■ **GOAL OF THE EXERCISE**: In the entries that follow, how many lines contain the word "sistema"? Answer with the number only.
═══ TASK DATA
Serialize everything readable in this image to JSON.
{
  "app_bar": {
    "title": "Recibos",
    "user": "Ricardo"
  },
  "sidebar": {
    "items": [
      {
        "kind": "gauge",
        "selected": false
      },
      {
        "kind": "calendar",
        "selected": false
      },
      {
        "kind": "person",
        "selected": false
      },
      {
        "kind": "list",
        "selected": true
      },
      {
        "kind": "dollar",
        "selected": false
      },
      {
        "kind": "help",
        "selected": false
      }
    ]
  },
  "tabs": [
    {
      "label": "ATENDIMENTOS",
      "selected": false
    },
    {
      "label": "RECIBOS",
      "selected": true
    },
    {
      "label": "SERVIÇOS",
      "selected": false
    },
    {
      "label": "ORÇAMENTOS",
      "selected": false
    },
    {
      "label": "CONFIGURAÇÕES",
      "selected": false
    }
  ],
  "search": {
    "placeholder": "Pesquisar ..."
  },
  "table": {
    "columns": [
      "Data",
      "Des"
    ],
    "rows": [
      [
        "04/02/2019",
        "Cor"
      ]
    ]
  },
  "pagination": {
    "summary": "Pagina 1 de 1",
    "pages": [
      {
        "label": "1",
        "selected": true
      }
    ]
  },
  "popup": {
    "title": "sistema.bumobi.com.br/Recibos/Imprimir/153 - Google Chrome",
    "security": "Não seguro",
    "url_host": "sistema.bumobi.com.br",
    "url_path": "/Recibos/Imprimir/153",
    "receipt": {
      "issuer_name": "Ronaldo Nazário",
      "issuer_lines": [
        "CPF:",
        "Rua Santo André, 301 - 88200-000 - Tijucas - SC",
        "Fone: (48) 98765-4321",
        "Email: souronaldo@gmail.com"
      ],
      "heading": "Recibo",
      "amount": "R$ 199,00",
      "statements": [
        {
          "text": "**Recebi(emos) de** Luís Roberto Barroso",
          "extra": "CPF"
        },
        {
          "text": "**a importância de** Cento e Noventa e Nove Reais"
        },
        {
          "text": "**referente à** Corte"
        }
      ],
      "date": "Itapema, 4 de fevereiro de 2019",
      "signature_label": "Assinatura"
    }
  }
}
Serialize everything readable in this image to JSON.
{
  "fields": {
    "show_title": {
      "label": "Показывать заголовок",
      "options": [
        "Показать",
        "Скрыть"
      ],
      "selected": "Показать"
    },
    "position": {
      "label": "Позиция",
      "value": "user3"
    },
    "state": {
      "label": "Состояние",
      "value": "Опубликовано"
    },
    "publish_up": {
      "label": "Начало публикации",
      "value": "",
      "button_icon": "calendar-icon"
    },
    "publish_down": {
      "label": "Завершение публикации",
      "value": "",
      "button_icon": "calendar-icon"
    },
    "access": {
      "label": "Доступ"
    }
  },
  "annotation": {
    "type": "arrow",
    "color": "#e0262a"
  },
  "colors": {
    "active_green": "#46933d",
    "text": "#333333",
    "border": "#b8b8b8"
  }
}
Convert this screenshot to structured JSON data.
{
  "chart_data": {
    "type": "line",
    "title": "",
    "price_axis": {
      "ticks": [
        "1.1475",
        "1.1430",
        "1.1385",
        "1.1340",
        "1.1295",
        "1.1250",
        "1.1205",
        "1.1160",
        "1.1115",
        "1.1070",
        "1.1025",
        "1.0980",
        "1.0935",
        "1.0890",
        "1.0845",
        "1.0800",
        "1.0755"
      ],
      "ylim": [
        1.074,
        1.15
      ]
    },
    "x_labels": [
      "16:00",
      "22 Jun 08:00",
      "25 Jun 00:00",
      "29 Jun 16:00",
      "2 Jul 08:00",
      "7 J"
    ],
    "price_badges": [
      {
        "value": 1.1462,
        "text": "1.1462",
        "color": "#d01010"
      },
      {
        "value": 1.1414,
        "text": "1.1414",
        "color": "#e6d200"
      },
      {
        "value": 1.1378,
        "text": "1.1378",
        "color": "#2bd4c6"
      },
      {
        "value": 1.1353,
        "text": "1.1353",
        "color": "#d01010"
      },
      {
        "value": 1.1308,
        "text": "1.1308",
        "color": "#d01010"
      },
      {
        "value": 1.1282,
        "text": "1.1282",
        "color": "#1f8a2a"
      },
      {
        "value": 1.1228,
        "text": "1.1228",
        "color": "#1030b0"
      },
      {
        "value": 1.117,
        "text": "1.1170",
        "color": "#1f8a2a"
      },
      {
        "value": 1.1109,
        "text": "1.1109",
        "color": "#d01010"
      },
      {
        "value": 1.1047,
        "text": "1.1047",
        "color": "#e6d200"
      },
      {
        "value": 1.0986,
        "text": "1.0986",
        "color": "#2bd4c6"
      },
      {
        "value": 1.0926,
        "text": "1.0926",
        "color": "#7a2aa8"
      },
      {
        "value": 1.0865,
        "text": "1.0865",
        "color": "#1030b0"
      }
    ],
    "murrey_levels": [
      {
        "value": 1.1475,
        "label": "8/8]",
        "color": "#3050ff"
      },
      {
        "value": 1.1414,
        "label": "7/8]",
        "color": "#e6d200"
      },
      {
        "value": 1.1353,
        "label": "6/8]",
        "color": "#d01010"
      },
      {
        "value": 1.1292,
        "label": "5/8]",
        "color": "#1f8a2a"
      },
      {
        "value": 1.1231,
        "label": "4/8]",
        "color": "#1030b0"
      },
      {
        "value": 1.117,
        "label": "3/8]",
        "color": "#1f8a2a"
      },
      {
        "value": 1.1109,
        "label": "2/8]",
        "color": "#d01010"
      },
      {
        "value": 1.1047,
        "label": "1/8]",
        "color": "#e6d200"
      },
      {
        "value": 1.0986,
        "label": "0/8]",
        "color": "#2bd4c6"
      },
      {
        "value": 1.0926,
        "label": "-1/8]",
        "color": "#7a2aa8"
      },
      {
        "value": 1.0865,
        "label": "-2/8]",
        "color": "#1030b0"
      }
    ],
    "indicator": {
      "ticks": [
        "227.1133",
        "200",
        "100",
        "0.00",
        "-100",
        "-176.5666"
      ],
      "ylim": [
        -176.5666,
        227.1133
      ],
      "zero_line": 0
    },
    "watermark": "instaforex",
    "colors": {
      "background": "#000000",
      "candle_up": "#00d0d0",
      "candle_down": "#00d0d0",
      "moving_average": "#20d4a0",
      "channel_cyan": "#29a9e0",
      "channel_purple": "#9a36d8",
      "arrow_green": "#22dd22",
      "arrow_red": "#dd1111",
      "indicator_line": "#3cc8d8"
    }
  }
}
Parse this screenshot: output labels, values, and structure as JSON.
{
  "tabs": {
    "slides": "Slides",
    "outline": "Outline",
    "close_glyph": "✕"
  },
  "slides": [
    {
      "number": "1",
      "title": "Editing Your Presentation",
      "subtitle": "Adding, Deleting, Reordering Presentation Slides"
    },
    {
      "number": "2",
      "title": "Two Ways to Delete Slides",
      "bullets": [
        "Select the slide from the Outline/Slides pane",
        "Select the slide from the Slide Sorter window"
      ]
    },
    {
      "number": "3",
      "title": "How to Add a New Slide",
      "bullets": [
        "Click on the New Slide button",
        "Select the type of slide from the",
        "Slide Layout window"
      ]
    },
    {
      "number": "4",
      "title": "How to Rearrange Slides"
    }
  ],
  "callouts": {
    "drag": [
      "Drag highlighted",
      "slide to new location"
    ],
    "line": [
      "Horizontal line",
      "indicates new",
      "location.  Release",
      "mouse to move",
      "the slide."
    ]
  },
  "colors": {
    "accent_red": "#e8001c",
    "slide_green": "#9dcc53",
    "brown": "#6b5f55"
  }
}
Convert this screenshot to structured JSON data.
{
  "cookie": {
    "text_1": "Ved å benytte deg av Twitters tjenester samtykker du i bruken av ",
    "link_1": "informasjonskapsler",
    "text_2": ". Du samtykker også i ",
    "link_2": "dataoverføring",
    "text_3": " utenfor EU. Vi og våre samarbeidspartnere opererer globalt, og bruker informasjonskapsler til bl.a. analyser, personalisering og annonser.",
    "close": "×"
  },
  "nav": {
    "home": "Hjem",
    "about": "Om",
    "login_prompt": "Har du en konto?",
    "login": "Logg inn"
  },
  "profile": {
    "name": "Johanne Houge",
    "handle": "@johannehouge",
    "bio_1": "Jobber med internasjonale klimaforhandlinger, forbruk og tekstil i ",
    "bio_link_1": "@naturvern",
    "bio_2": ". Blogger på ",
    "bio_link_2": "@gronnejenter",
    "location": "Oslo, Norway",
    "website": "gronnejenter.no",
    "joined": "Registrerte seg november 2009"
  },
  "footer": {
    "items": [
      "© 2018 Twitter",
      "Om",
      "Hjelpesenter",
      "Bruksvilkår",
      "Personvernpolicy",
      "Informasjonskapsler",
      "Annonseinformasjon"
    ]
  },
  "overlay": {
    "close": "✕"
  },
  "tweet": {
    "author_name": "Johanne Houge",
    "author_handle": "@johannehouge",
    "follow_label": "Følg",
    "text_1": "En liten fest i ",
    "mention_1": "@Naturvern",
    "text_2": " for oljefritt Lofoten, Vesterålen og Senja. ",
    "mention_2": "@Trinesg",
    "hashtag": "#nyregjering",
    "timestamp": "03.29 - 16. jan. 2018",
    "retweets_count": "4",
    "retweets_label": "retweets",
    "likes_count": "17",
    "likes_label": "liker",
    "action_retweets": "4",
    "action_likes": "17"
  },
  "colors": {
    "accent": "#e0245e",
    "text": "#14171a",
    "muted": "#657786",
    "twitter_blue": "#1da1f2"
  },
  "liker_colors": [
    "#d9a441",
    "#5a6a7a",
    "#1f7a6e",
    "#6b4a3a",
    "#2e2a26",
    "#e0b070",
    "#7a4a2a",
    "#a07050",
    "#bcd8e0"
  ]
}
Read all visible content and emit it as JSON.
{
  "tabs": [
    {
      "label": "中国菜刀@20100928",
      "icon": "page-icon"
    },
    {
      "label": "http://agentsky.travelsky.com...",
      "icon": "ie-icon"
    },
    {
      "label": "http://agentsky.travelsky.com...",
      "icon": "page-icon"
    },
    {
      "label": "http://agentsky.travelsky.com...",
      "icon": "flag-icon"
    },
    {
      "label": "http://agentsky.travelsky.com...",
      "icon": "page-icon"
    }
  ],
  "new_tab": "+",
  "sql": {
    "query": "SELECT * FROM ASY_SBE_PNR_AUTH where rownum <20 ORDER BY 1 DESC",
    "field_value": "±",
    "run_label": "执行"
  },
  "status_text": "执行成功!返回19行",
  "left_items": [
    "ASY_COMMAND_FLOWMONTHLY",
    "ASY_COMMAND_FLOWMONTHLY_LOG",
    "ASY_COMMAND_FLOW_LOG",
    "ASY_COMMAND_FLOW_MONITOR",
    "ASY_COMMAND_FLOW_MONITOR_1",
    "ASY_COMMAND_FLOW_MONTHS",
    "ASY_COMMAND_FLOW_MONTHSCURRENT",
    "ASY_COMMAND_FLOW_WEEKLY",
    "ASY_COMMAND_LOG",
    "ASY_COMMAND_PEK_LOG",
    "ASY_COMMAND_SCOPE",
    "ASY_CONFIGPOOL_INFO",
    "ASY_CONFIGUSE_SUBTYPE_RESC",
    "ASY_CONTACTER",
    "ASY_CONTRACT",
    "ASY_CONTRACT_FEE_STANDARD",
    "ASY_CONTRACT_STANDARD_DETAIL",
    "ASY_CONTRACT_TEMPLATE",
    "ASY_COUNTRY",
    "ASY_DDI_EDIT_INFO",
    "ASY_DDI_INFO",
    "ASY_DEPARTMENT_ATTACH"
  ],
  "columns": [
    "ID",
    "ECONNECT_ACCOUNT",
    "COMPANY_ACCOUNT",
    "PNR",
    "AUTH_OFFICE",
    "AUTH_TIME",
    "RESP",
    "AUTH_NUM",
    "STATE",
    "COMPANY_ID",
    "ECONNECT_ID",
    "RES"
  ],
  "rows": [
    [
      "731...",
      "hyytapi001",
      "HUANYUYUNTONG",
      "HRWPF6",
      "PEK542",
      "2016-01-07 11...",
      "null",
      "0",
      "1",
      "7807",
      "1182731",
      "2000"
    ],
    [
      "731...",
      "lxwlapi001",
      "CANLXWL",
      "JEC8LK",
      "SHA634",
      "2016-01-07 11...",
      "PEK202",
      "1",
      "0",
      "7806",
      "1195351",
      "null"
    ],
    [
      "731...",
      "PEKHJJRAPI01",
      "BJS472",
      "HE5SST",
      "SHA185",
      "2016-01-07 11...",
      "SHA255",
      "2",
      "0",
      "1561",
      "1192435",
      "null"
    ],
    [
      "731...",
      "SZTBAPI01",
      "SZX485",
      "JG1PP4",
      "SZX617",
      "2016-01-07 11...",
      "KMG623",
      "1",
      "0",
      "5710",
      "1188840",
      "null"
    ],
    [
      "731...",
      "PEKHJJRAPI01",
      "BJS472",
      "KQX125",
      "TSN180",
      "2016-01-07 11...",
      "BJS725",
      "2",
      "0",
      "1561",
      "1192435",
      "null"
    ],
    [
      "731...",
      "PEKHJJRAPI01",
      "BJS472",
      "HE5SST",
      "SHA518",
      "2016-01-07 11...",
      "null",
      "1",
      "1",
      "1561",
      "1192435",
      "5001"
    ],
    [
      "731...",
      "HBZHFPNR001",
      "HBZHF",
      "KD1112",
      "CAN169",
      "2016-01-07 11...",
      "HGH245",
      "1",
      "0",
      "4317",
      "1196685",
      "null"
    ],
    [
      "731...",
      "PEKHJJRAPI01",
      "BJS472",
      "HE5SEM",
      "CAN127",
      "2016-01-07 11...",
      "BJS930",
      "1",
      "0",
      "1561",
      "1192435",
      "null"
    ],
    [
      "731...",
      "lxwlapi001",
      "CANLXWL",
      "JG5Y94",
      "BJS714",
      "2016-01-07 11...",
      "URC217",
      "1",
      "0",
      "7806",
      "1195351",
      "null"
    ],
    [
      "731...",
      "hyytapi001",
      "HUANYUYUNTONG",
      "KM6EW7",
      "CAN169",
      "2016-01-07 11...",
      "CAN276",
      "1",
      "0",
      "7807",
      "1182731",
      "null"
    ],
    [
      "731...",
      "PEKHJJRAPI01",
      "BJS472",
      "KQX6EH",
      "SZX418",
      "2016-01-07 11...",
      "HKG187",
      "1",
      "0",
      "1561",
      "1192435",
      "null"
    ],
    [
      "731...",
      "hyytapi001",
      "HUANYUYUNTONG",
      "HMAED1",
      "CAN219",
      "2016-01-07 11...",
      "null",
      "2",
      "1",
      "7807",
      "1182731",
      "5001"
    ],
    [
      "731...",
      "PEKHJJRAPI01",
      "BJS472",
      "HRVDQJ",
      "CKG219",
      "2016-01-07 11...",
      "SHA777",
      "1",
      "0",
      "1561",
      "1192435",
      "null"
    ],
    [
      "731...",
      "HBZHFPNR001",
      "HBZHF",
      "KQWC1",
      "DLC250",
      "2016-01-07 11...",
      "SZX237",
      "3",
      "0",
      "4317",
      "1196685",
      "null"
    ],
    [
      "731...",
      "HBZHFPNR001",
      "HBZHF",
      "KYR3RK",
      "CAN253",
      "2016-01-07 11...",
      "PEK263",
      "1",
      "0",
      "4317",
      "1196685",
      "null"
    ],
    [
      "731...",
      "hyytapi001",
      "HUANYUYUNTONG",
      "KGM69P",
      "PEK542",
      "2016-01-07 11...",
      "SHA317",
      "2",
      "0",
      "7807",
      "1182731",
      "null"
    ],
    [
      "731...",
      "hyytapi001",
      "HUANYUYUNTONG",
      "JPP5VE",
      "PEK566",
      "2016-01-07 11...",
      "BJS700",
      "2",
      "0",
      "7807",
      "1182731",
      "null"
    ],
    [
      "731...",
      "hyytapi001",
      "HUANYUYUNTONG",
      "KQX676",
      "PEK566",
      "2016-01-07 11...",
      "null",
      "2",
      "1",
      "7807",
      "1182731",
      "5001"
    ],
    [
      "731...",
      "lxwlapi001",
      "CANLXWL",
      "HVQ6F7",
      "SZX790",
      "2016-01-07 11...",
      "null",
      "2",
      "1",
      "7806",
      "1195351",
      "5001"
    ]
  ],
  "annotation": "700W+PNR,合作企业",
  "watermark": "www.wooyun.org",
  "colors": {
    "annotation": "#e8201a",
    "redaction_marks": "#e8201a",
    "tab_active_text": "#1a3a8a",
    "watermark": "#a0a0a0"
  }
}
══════
■ **EXPECTED OUTPUT**: 2